I first noticed it in those tacky attorney ads: “Been in an auto accident? You deserve to be compensated for your injuries, so call us today.”
I deserve compensation? No wonder our nation has an entitlement culture. How much compensation do I deserve? Enough to pay for my medical bills, or should I swallow this line: “You deserve to be compensated for your pain and suffering.”
Hmmm. Who’s going to pay me what I “deserve” as a result of suffering through those insufferable commercials?
But the “deserve” line has bled over into other commercials, too. I deserve the best skin care. I deserve the best hair dye. I deserve the finest foods and best hotels (whether or not I can afford them). I deserve, I deserve, I deserve.
And this, right after Thanksgiving? Truth to tell, I’m not grateful for anything I “deserve” because, after all, what I “deserve” is simply my due.
But give me what I don’t deserve . . . and then you’ll see real gratitude.
I have news for America: we don’t deserve anything. We don’t deserve the many blessings we enjoy, but we enjoy them anyway. I didn’t wire the electrical circuits in my house, I don’t purify my water, I don’t build the furniture I sit on. I could do nothing if others had not worked at their professions to make a living, and I’m happy to support them by buying their products.
But do I “deserve” those products? No.
My mindset has undoubtedly been colored by the fact that the Greatest Giver of all time gave me mercy and a Savior when I was completely and totally undeserving. My gratitude for that act bleeds over into the other areas of my life.
But listen carefully, and you’ll see how we are being told how much we “deserve” in this country.
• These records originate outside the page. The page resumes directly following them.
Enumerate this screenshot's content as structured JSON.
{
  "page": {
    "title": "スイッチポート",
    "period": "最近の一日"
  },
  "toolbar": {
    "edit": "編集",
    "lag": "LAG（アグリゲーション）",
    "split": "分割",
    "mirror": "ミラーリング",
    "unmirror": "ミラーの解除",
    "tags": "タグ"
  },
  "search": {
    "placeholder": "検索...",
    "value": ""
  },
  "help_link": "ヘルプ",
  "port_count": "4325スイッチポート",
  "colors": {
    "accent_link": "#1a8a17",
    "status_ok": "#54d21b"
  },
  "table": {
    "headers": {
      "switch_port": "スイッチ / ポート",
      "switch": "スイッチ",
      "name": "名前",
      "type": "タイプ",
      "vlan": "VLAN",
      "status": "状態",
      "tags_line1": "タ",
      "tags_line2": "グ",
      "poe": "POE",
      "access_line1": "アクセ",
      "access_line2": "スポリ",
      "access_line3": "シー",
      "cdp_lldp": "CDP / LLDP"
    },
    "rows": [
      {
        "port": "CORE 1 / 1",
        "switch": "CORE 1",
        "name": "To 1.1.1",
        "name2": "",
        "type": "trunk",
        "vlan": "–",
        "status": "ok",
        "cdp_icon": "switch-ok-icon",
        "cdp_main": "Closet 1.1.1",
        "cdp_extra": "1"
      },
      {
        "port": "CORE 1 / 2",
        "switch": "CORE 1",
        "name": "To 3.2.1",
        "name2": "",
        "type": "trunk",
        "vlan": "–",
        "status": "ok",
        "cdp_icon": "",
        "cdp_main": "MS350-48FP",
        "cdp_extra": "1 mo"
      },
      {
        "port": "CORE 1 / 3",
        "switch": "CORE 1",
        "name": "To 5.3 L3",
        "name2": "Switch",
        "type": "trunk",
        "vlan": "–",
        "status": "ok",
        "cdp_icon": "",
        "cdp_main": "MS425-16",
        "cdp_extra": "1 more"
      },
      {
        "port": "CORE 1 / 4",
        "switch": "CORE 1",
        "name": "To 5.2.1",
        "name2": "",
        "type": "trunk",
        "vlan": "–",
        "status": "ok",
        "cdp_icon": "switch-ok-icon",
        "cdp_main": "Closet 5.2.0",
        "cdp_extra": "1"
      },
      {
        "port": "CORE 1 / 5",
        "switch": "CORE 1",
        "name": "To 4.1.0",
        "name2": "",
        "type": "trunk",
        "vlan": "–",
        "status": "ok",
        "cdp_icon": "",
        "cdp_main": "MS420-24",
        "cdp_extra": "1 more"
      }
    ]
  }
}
Unless we realize how false that is, we may never dig ourselves out of the ungrateful morass our country finds itself in.
Thanks for letting me sound off.
Stepping off soapbox,